◆ Exercise:
Without the pictures, copy the entries below word for word.

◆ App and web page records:
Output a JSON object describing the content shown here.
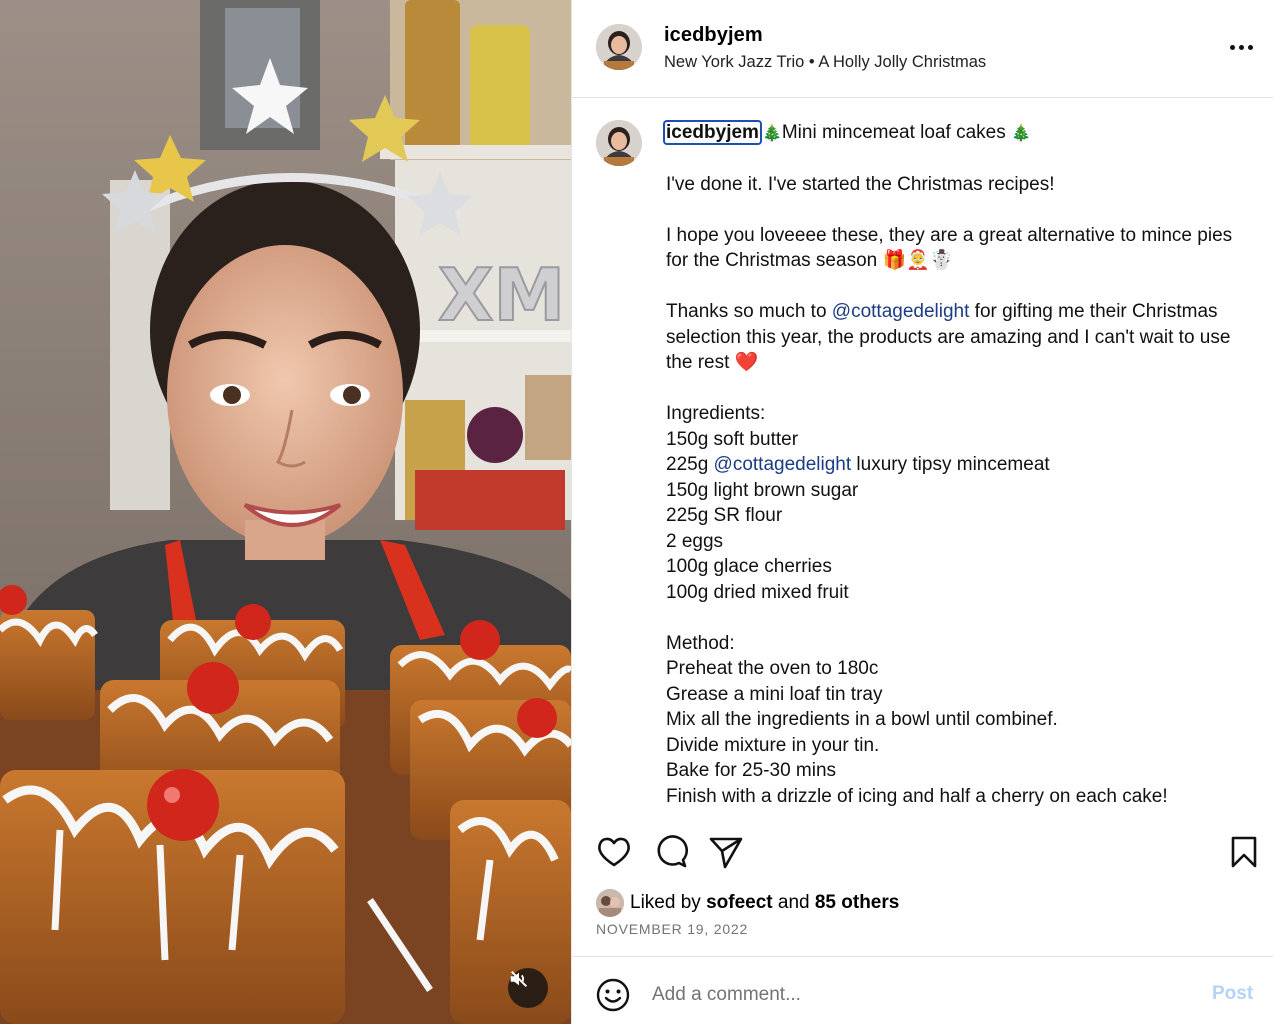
{
  "media": {
    "type": "video",
    "mute_icon": "speaker-muted-icon"
  },
  "header": {
    "username": "icedbyjem",
    "audio": "New York Jazz Trio • A Holly Jolly Christmas",
    "more_icon": "more-options-icon"
  },
  "caption": {
    "username": "icedbyjem",
    "title": "Mini mincemeat loaf cakes",
    "title_emoji": "🎄",
    "para1": "I've done it. I've started the Christmas recipes!",
    "para2": "I hope you loveeee these, they are a great alternative to mince pies for the Christmas season 🎁🤶☃️",
    "para3_pre": "Thanks so much to ",
    "para3_mention": "@cottagedelight",
    "para3_post": " for gifting me their Christmas selection this year, the products are amazing and I can't wait to use the rest ❤️",
    "ingredients_heading": "Ingredients:",
    "ingredient_1": "150g soft butter",
    "ingredient_2_pre": "225g ",
    "ingredient_2_mention": "@cottagedelight",
    "ingredient_2_post": " luxury tipsy mincemeat",
    "ingredient_3": "150g light brown sugar",
    "ingredient_4": "225g SR flour",
    "ingredient_5": "2 eggs",
    "ingredient_6": "100g glace cherries",
    "ingredient_7": "100g dried mixed fruit",
    "method_heading": "Method:",
    "method_steps": [
      "Preheat the oven to 180c",
      "Grease a mini loaf tin tray",
      "Mix all the ingredients in a bowl until combinef.",
      "Divide mixture in your tin.",
      "Bake for 25-30 mins",
      "Finish with a drizzle of icing and half a cherry on each cake!"
    ]
  },
  "actions": {
    "like_icon": "heart-icon",
    "comment_icon": "comment-bubble-icon",
    "share_icon": "paper-plane-icon",
    "save_icon": "bookmark-icon"
  },
  "likes": {
    "prefix": "Liked by ",
    "user": "sofeect",
    "middle": " and ",
    "others": "85 others"
  },
  "date": "NOVEMBER 19, 2022",
  "comment": {
    "placeholder": "Add a comment...",
    "post_label": "Post",
    "post_color": "#b3d4f7",
    "emoji_icon": "smiley-icon"
  },
  "colors": {
    "mention": "#1b3b82",
    "date_text": "#737373",
    "focus_outline": "#1f4fb5"
  }
}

◆ Response to this exercise:
Output a JSON object describing the content shown here.
{
  "media": {
    "type": "video",
    "mute_icon": "speaker-muted-icon"
  },
  "header": {
    "username": "icedbyjem",
    "audio": "New York Jazz Trio • A Holly Jolly Christmas",
    "more_icon": "more-options-icon"
  },
  "caption": {
    "username": "icedbyjem",
    "title": "Mini mincemeat loaf cakes",
    "title_emoji": "🎄",
    "para1": "I've done it. I've started the Christmas recipes!",
    "para2": "I hope you loveeee these, they are a great alternative to mince pies for the Christmas season 🎁🤶☃️",
    "para3_pre": "Thanks so much to ",
    "para3_mention": "@cottagedelight",
    "para3_post": " for gifting me their Christmas selection this year, the products are amazing and I can't wait to use the rest ❤️",
    "ingredients_heading": "Ingredients:",
    "ingredient_1": "150g soft butter",
    "ingredient_2_pre": "225g ",
    "ingredient_2_mention": "@cottagedelight",
    "ingredient_2_post": " luxury tipsy mincemeat",
    "ingredient_3": "150g light brown sugar",
    "ingredient_4": "225g SR flour",
    "ingredient_5": "2 eggs",
    "ingredient_6": "100g glace cherries",
    "ingredient_7": "100g dried mixed fruit",
    "method_heading": "Method:",
    "method_steps": [
      "Preheat the oven to 180c",
      "Grease a mini loaf tin tray",
      "Mix all the ingredients in a bowl until combinef.",
      "Divide mixture in your tin.",
      "Bake for 25-30 mins",
      "Finish with a drizzle of icing and half a cherry on each cake!"
    ]
  },
  "actions": {
    "like_icon": "heart-icon",
    "comment_icon": "comment-bubble-icon",
    "share_icon": "paper-plane-icon",
    "save_icon": "bookmark-icon"
  },
  "likes": {
    "prefix": "Liked by ",
    "user": "sofeect",
    "middle": " and ",
    "others": "85 others"
  },
  "date": "NOVEMBER 19, 2022",
  "comment": {
    "placeholder": "Add a comment...",
    "post_label": "Post",
    "post_color": "#b3d4f7",
    "emoji_icon": "smiley-icon"
  },
  "colors": {
    "mention": "#1b3b82",
    "date_text": "#737373",
    "focus_outline": "#1f4fb5"
  }
}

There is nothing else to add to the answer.